■ Exercise ■
Scan the records for the word "placeholder". Return each line where it is found.

** Provided records follows **

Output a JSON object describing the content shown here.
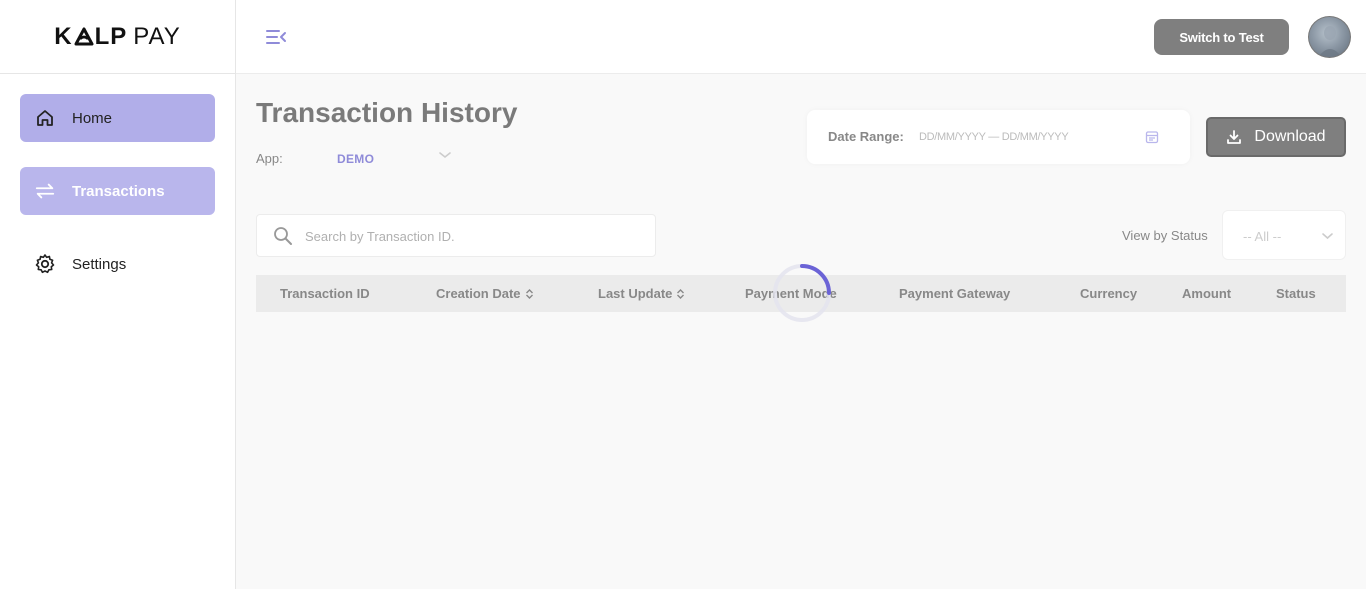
{
  "brand": {
    "logo_left": "K",
    "logo_mid": "LP",
    "logo_right": "PAY"
  },
  "sidebar": {
    "items": [
      {
        "label": "Home",
        "icon": "home-icon",
        "state": "active"
      },
      {
        "label": "Transactions",
        "icon": "transfer-arrows-icon",
        "state": "selected"
      },
      {
        "label": "Settings",
        "icon": "gear-icon",
        "state": "default"
      }
    ]
  },
  "topbar": {
    "switch_label": "Switch to Test",
    "avatar_icon": "user-avatar"
  },
  "page": {
    "title": "Transaction History",
    "app_label": "App:",
    "app_value": "DEMO"
  },
  "date_range": {
    "label": "Date Range:",
    "placeholder": "DD/MM/YYYY  —  DD/MM/YYYY"
  },
  "download": {
    "label": "Download"
  },
  "search": {
    "placeholder": "Search by Transaction ID."
  },
  "status_filter": {
    "label": "View by Status",
    "selected": "-- All --"
  },
  "table": {
    "columns": [
      {
        "label": "Transaction ID",
        "sortable": false
      },
      {
        "label": "Creation Date",
        "sortable": true
      },
      {
        "label": "Last Update",
        "sortable": true
      },
      {
        "label": "Payment Mode",
        "sortable": false
      },
      {
        "label": "Payment Gateway",
        "sortable": false
      },
      {
        "label": "Currency",
        "sortable": false
      },
      {
        "label": "Amount",
        "sortable": false
      },
      {
        "label": "Status",
        "sortable": false
      }
    ],
    "loading": true
  },
  "colors": {
    "accent": "#8f8bd9",
    "nav_home_bg": "#b1aee9",
    "nav_tx_bg": "#b9b6ec",
    "button_gray": "#7f7f7f",
    "spinner": "#6b63d6"
  }
}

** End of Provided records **

■ Task result ■
    "placeholder": "DD/MM/YYYY  —  DD/MM/YYYY"
    "placeholder": "Search by Transaction ID."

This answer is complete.